Gather every line from the entries below that includes "JSON".

________________________________________

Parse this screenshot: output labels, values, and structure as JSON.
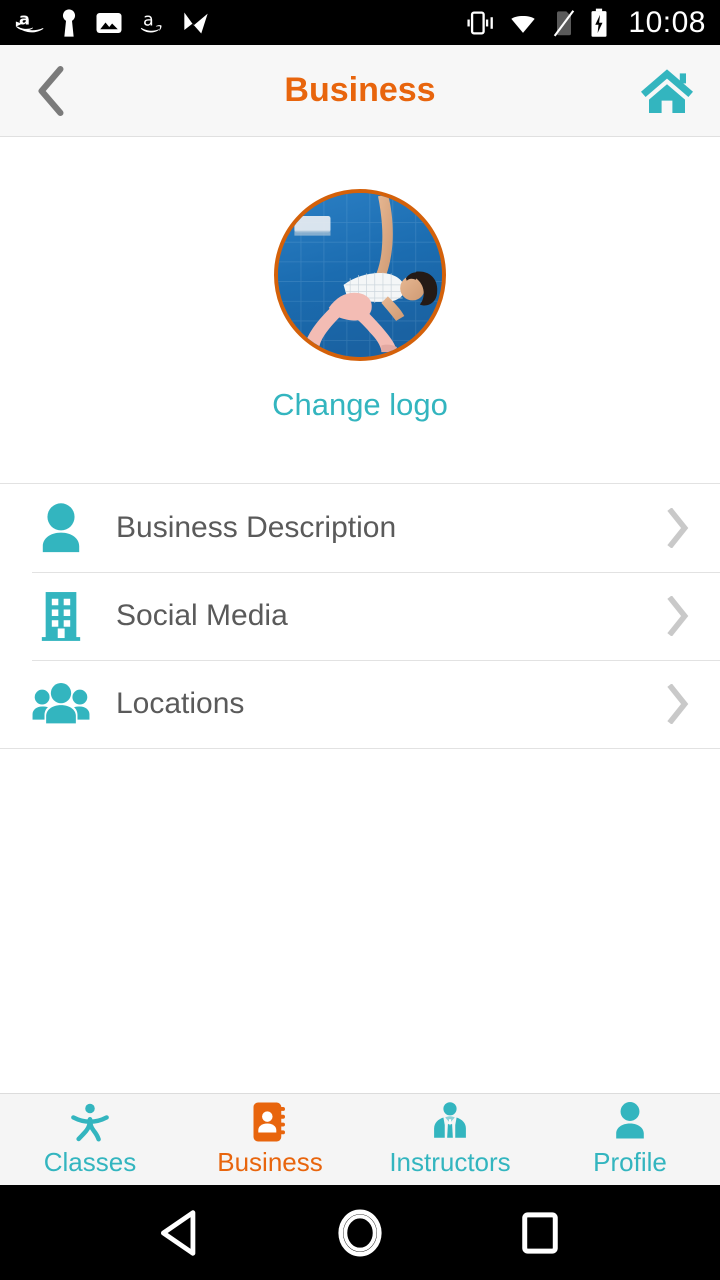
{
  "status_bar": {
    "time": "10:08",
    "left_icons": [
      "amazon-prime-video-icon",
      "keyhole-icon",
      "photo-icon",
      "amazon-icon",
      "checkmark-icon"
    ],
    "right_icons": [
      "vibrate-icon",
      "wifi-icon",
      "no-sim-icon",
      "battery-charging-icon"
    ]
  },
  "header": {
    "title": "Business",
    "back_icon": "chevron-left-icon",
    "home_icon": "home-icon",
    "title_color": "#e8650d",
    "accent_color": "#33b5bf"
  },
  "logo": {
    "change_label": "Change logo",
    "border_color": "#d4610a",
    "alt": "yoga-pose-photo"
  },
  "list": {
    "items": [
      {
        "label": "Business Description",
        "icon": "person-icon",
        "chevron": "chevron-right-icon"
      },
      {
        "label": "Social Media",
        "icon": "building-icon",
        "chevron": "chevron-right-icon"
      },
      {
        "label": "Locations",
        "icon": "group-people-icon",
        "chevron": "chevron-right-icon"
      }
    ]
  },
  "tabbar": {
    "tabs": [
      {
        "label": "Classes",
        "icon": "stick-figure-icon",
        "active": false
      },
      {
        "label": "Business",
        "icon": "address-book-icon",
        "active": true
      },
      {
        "label": "Instructors",
        "icon": "person-tie-icon",
        "active": false
      },
      {
        "label": "Profile",
        "icon": "person-icon",
        "active": false
      }
    ],
    "inactive_color": "#33b5bf",
    "active_color": "#e8650d"
  },
  "navbar": {
    "buttons": [
      {
        "name": "android-back-button",
        "icon": "triangle-left-icon"
      },
      {
        "name": "android-home-button",
        "icon": "circle-icon"
      },
      {
        "name": "android-recents-button",
        "icon": "square-icon"
      }
    ]
  }
}
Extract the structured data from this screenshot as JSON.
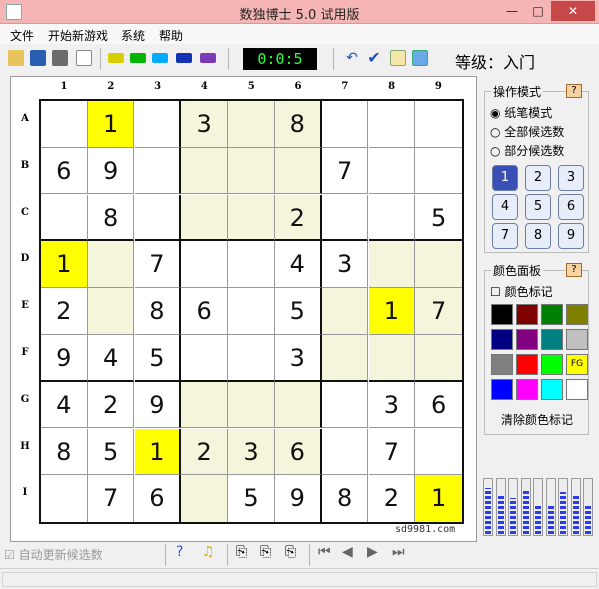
{
  "window": {
    "title": "数独博士 5.0 试用版",
    "min": "—",
    "max": "□",
    "close": "✕"
  },
  "menu": [
    "文件",
    "开始新游戏",
    "系统",
    "帮助"
  ],
  "toolbar": {
    "timer": "0:0:5",
    "level": "等级：入门"
  },
  "board": {
    "columns": [
      "1",
      "2",
      "3",
      "4",
      "5",
      "6",
      "7",
      "8",
      "9"
    ],
    "rows": [
      "A",
      "B",
      "C",
      "D",
      "E",
      "F",
      "G",
      "H",
      "I"
    ],
    "cells": [
      [
        "",
        "1",
        "",
        "3",
        "",
        "8",
        "",
        "",
        ""
      ],
      [
        "6",
        "9",
        "",
        "",
        "",
        "",
        "7",
        "",
        ""
      ],
      [
        "",
        "8",
        "",
        "",
        "",
        "2",
        "",
        "",
        "5"
      ],
      [
        "1",
        "",
        "7",
        "",
        "",
        "4",
        "3",
        "",
        ""
      ],
      [
        "2",
        "",
        "8",
        "6",
        "",
        "5",
        "",
        "1",
        "7"
      ],
      [
        "9",
        "4",
        "5",
        "",
        "",
        "3",
        "",
        "",
        ""
      ],
      [
        "4",
        "2",
        "9",
        "",
        "",
        "",
        "",
        "3",
        "6"
      ],
      [
        "8",
        "5",
        "1",
        "2",
        "3",
        "6",
        "",
        "7",
        ""
      ],
      [
        "",
        "7",
        "6",
        "",
        "5",
        "9",
        "8",
        "2",
        "1"
      ]
    ],
    "yellow": [
      [
        0,
        1
      ],
      [
        3,
        0
      ],
      [
        4,
        7
      ],
      [
        7,
        2
      ],
      [
        8,
        8
      ]
    ],
    "beige": [
      [
        0,
        3
      ],
      [
        0,
        4
      ],
      [
        0,
        5
      ],
      [
        1,
        3
      ],
      [
        1,
        4
      ],
      [
        1,
        5
      ],
      [
        2,
        3
      ],
      [
        2,
        4
      ],
      [
        2,
        5
      ],
      [
        3,
        1
      ],
      [
        3,
        7
      ],
      [
        3,
        8
      ],
      [
        4,
        1
      ],
      [
        4,
        6
      ],
      [
        4,
        8
      ],
      [
        5,
        6
      ],
      [
        5,
        7
      ],
      [
        5,
        8
      ],
      [
        6,
        3
      ],
      [
        6,
        4
      ],
      [
        6,
        5
      ],
      [
        7,
        3
      ],
      [
        7,
        4
      ],
      [
        7,
        5
      ],
      [
        8,
        3
      ]
    ],
    "watermark": "sd9981.com"
  },
  "mode_panel": {
    "title": "操作模式",
    "help": "?",
    "options": [
      "纸笔模式",
      "全部候选数",
      "部分候选数"
    ],
    "selected_option": "纸笔模式",
    "numbers": [
      "1",
      "2",
      "3",
      "4",
      "5",
      "6",
      "7",
      "8",
      "9"
    ],
    "active_number": "1"
  },
  "color_panel": {
    "title": "颜色面板",
    "help": "?",
    "checkbox_label": "颜色标记",
    "colors": [
      "#000000",
      "#800000",
      "#008000",
      "#808000",
      "#000080",
      "#800080",
      "#008080",
      "#c0c0c0",
      "#808080",
      "#ff0000",
      "#00ff00",
      "#ffff00",
      "#0000ff",
      "#ff00ff",
      "#00ffff",
      "#ffffff"
    ],
    "fg_label": "FG",
    "clear_label": "清除颜色标记"
  },
  "bottom": {
    "auto_update": "自动更新候选数"
  },
  "meter_levels": [
    0.82,
    0.68,
    0.64,
    0.79,
    0.52,
    0.52,
    0.75,
    0.68,
    0.52
  ]
}
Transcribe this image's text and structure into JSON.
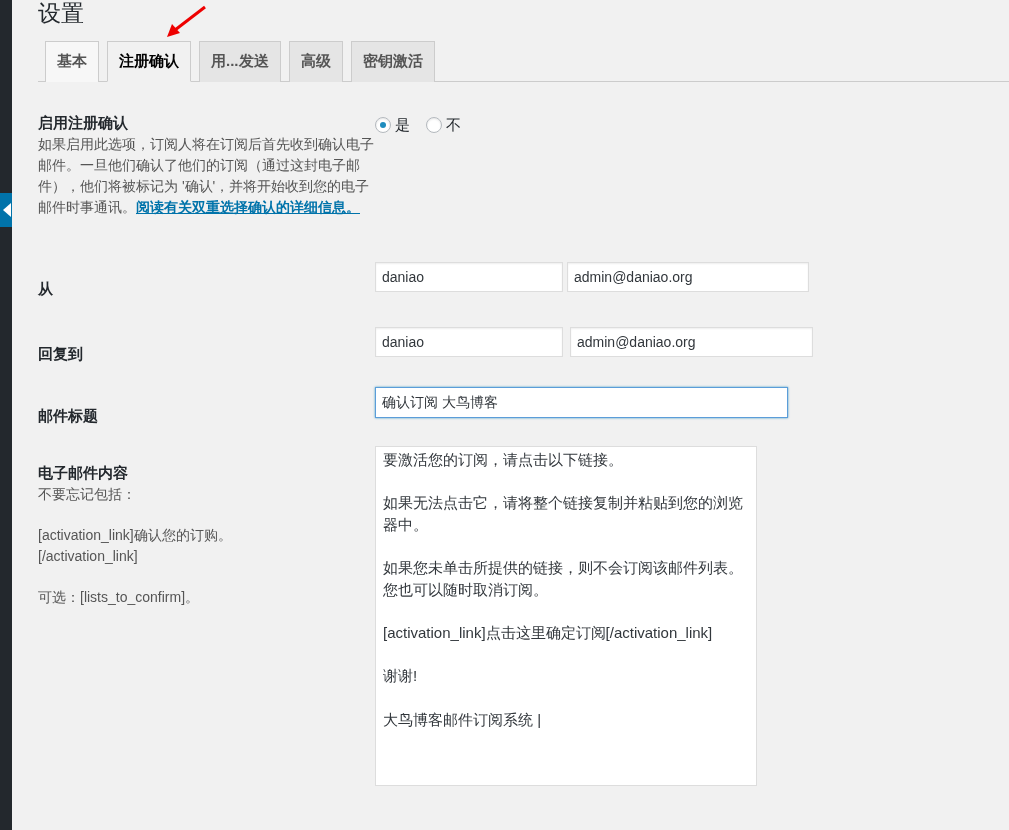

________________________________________

EXERCISE ANSWER:
Parse this screenshot: output labels, values, and structure as JSON.
Extract the structured data from this screenshot as JSON.
Transcribe this image's text and structure into JSON.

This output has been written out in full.